## Data about app and page elements

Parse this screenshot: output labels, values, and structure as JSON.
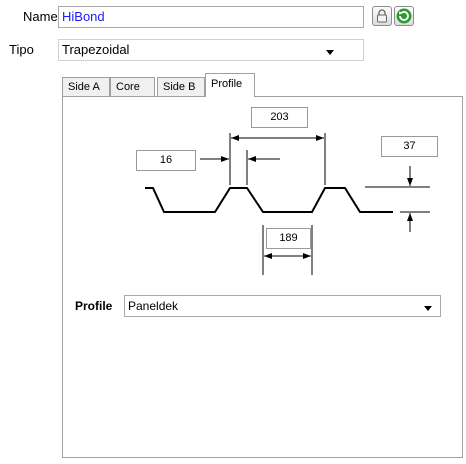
{
  "form": {
    "name_label": "Name",
    "name_value": "HiBond",
    "tipo_label": "Tipo",
    "tipo_value": "Trapezoidal",
    "lock_icon": "lock-icon",
    "refresh_icon": "refresh-icon",
    "name_color": "#0000ff"
  },
  "tabs": [
    {
      "label": "Side A"
    },
    {
      "label": "Core"
    },
    {
      "label": "Side B"
    },
    {
      "label": "Profile"
    }
  ],
  "active_tab": "Profile",
  "profile": {
    "dim_203": "203",
    "dim_16": "16",
    "dim_37": "37",
    "dim_189": "189",
    "profile_label": "Profile",
    "profile_value": "Paneldek"
  }
}
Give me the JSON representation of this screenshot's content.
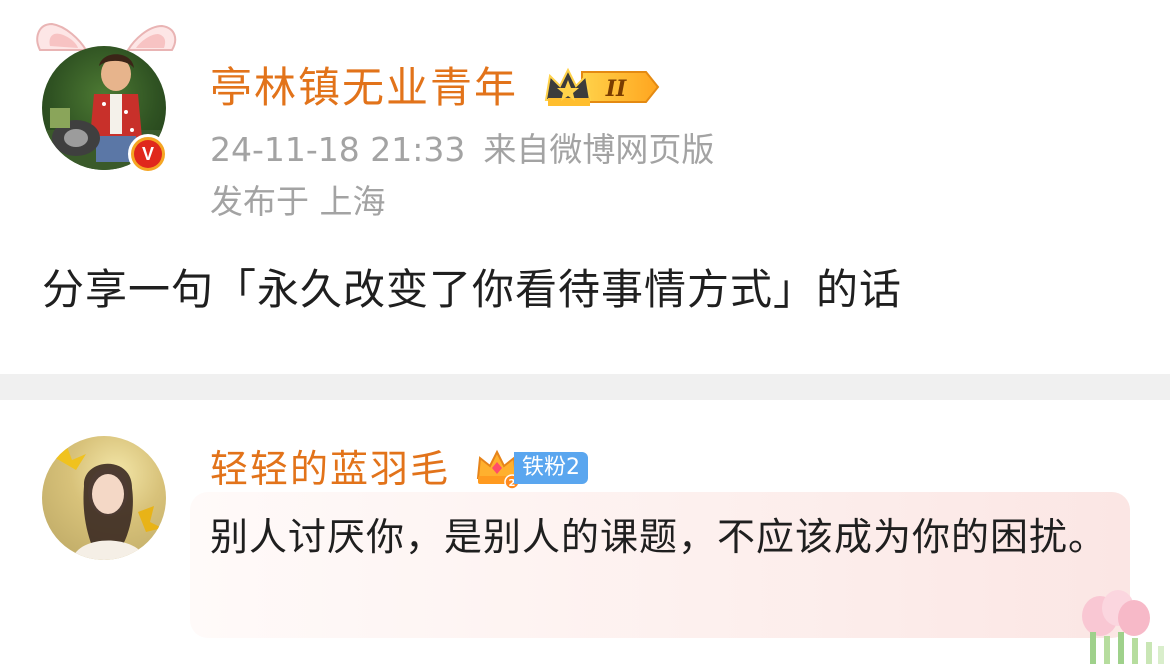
{
  "post": {
    "username": "亭林镇无业青年",
    "level_badge": "II",
    "timestamp": "24-11-18 21:33",
    "source": "来自微博网页版",
    "location": "发布于 上海",
    "text": "分享一句「永久改变了你看待事情方式」的话",
    "verified_mark": "V",
    "colors": {
      "username": "#e2731a",
      "meta": "#a3a3a3",
      "verified": "#e0281c"
    }
  },
  "comment": {
    "username": "轻轻的蓝羽毛",
    "fan_tag": "铁粉2",
    "fan_level": "2",
    "text": "别人讨厌你，是别人的课题，不应该成为你的困扰。",
    "colors": {
      "fan_tag_bg": "#5aa6ef",
      "bubble": "#fdf0ee"
    }
  },
  "icons": [
    "bunny-ears-icon",
    "verified-icon",
    "crown-level-icon",
    "fan-crown-icon",
    "flower-decoration-icon"
  ]
}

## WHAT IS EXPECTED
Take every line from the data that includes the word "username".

## TASK OUTPUT
    "username": "亭林镇无业青年",
      "username": "#e2731a",
    "username": "轻轻的蓝羽毛",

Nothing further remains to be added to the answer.